  4. George L. Mosse, The Crisis of German Ideology: Intellectual Origins of the Third Reich (New York: Dunlop and Grossett, 1964), 103.
  5. Peter Bowler, “Darwin’s Originality,” Science 323 (January 9, 2009): 226; Michael Ruse, “The Impact of Darwinism,” interview by Christopher Fish, Stanford Review, April 21, 2008.
  6. Daniel Gasman, The Scientific Origins of National Socialism: Social Darwinism in Ernst Haeckel and the German Monist League (London: MacDonald, 1971), 173.
  7. Anne Harrington, Reenchanted Science: Holism in German Culture from Wilhelm II to Hitler (Princeton: Princeton University Press, 1996), 262, n.2; Werner Maser takes a similar position in Hitlers Briefe und Notizen. Sein Weltbild in handschriftlichen Dokumenten (Düsseldorf: Econ Verlag, 1973), 301.

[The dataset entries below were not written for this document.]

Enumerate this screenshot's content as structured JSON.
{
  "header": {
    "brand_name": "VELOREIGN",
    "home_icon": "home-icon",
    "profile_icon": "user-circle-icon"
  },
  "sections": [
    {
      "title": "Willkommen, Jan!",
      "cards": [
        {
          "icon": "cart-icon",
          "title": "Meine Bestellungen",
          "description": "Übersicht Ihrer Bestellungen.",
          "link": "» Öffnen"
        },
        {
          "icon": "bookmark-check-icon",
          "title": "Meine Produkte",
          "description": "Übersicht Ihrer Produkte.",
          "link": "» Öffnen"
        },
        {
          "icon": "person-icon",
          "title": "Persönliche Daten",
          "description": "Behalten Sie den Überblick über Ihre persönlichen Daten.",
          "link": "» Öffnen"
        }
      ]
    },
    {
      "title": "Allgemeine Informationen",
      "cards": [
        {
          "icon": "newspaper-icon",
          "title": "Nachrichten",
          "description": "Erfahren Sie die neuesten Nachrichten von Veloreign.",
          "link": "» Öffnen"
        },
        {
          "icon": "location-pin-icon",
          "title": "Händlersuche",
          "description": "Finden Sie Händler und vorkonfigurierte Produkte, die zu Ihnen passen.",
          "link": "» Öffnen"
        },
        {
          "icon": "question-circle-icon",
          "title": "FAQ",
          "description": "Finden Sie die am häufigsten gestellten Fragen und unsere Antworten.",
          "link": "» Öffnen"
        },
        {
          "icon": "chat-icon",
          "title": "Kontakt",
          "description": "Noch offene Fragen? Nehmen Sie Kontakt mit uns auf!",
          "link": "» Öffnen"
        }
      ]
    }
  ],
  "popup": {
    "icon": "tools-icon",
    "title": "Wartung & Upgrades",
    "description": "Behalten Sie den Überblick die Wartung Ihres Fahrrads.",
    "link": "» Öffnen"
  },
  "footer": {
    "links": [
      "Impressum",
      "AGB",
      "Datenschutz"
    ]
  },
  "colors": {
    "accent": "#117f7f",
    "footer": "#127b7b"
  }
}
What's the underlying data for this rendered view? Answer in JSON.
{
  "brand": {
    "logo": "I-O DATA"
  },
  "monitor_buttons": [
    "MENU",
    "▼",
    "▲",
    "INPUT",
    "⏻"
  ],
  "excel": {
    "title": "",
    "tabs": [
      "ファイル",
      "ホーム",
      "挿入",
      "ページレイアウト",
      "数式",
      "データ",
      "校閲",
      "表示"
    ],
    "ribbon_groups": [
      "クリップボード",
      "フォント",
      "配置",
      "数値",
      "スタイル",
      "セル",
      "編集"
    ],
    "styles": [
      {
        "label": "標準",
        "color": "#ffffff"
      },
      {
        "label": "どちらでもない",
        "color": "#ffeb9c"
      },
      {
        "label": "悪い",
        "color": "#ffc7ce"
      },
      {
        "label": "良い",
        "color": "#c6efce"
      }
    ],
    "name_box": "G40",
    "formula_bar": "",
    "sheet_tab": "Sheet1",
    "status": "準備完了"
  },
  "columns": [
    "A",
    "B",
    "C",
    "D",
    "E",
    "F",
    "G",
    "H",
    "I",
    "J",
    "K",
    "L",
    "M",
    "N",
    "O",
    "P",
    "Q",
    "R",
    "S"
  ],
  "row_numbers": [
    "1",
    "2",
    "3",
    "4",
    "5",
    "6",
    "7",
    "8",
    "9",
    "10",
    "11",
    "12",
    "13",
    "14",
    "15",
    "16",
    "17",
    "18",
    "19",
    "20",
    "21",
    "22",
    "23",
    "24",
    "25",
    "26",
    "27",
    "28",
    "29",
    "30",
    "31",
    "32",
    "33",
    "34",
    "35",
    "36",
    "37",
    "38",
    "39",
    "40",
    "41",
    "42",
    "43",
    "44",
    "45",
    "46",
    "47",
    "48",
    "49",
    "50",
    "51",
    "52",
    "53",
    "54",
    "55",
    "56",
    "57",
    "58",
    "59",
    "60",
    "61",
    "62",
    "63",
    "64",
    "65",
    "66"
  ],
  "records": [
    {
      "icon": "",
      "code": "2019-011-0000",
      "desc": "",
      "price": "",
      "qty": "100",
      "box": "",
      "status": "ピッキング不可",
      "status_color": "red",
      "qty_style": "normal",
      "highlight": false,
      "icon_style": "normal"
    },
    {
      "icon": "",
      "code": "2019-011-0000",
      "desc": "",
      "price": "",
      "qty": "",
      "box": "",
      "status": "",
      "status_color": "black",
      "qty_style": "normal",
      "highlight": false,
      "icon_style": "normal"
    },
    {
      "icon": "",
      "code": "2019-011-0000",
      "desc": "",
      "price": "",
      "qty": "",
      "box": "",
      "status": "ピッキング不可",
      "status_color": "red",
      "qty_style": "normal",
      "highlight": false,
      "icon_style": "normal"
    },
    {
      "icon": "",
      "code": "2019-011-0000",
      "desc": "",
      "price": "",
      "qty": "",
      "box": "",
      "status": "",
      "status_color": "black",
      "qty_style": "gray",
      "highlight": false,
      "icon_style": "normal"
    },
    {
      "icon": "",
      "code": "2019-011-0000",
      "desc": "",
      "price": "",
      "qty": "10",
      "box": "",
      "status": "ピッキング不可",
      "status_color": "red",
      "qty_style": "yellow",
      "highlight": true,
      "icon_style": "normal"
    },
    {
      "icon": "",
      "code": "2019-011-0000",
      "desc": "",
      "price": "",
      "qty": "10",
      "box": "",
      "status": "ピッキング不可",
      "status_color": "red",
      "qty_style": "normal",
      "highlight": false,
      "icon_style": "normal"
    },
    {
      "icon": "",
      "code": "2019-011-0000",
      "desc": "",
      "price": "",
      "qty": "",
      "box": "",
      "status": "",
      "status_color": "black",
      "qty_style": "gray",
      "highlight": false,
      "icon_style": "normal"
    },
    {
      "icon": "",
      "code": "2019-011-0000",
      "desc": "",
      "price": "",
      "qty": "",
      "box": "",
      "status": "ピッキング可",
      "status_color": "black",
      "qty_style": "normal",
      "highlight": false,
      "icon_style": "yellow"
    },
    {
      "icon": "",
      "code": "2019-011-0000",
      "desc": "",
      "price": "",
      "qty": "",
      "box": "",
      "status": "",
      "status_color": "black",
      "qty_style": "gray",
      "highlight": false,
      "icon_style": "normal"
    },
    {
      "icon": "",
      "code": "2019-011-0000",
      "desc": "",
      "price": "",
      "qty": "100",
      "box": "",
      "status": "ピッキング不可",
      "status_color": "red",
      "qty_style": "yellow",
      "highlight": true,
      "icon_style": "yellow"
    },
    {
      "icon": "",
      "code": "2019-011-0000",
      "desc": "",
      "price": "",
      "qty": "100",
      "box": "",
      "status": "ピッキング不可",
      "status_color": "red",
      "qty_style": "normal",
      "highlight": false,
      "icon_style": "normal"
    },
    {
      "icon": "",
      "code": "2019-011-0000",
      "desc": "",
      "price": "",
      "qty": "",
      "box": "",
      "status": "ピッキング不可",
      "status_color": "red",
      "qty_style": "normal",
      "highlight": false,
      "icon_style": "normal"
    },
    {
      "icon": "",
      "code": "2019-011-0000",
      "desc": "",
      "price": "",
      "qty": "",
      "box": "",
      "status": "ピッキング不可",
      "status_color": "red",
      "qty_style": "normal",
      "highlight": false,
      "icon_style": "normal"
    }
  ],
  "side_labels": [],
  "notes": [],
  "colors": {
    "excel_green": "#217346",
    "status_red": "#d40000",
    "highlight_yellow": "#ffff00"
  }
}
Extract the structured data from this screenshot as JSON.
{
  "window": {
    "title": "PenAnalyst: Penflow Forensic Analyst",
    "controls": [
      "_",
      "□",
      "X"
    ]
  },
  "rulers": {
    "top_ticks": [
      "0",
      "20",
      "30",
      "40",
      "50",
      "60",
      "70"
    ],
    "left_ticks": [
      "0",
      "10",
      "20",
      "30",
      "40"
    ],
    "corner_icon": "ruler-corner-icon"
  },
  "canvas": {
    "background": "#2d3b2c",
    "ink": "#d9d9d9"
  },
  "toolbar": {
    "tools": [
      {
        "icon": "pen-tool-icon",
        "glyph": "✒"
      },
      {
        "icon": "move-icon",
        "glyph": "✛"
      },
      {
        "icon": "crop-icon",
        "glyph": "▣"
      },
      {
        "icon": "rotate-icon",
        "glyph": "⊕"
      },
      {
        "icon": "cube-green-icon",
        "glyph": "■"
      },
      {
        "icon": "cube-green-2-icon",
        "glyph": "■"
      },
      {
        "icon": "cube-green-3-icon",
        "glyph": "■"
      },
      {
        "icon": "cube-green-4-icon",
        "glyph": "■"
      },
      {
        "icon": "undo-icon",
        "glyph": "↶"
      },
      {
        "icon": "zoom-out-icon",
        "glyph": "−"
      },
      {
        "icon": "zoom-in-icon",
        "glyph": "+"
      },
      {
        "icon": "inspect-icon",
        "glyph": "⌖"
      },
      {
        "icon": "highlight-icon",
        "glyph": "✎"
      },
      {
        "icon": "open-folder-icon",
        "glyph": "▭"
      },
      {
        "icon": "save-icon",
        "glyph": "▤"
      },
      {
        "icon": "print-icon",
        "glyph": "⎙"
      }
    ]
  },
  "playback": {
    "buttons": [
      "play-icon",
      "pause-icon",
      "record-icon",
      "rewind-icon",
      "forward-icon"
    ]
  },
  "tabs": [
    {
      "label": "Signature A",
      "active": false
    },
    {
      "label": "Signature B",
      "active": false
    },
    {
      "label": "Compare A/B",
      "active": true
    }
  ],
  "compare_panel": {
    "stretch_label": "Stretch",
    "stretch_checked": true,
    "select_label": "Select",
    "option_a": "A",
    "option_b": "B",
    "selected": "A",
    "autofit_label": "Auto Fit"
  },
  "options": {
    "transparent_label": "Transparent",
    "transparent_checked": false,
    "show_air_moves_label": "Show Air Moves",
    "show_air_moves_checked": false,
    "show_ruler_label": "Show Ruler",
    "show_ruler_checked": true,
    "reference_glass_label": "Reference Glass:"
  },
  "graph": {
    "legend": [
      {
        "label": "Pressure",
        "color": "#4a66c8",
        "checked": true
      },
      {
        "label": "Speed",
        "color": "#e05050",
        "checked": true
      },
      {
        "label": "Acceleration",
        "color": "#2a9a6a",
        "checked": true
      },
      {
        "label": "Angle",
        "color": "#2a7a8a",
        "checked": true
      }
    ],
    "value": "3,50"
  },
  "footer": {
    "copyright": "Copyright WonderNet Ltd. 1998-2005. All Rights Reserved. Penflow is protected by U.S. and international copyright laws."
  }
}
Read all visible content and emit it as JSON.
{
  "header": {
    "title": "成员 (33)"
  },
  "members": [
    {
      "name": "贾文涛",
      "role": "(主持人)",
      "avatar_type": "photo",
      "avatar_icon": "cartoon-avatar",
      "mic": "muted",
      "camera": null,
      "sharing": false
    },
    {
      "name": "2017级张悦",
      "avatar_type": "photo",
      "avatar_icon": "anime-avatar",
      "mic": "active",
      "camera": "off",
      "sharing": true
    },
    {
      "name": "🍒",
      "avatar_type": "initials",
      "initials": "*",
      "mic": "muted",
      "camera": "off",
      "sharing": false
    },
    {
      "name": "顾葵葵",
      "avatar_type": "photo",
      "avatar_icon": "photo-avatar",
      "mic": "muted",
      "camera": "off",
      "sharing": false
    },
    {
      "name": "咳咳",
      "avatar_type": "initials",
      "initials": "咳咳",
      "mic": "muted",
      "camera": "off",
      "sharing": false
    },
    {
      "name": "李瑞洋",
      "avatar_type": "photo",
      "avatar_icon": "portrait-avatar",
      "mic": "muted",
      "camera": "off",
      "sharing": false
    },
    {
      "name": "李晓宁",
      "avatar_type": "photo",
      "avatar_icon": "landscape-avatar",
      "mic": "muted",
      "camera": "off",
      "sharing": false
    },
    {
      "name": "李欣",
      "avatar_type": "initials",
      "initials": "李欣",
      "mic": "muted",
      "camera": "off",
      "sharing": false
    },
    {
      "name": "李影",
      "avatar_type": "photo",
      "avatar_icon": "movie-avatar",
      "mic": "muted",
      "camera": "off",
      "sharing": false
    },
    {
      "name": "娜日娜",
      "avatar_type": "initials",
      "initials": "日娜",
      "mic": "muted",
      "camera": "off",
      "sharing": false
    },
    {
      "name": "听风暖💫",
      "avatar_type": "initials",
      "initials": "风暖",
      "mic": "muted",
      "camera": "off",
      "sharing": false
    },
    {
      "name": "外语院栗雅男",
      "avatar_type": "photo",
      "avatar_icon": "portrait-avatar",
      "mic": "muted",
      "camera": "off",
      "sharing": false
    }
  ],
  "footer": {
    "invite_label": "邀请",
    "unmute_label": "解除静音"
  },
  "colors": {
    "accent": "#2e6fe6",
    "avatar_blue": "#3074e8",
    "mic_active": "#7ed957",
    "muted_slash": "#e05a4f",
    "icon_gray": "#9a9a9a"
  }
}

  8. Robert J. Richards, “That Darwin and Haeckel Were Complicit in Nazi Biology,” in Galileo Goes to Trial and Other Myths about Science and Religion, ed. Ronald Numbers (Cambridge, MA: Harvard University Press, 2009), 177. Richards goes even further, implausibly arguing that Hitler and the Nazis completely rejected biological evolution, in Robert J. Richards, Was Hitler a Darwinian?: Disputed Questions in the History of Evolutionary Theory (Chicago: University of Chicago Press, 2013).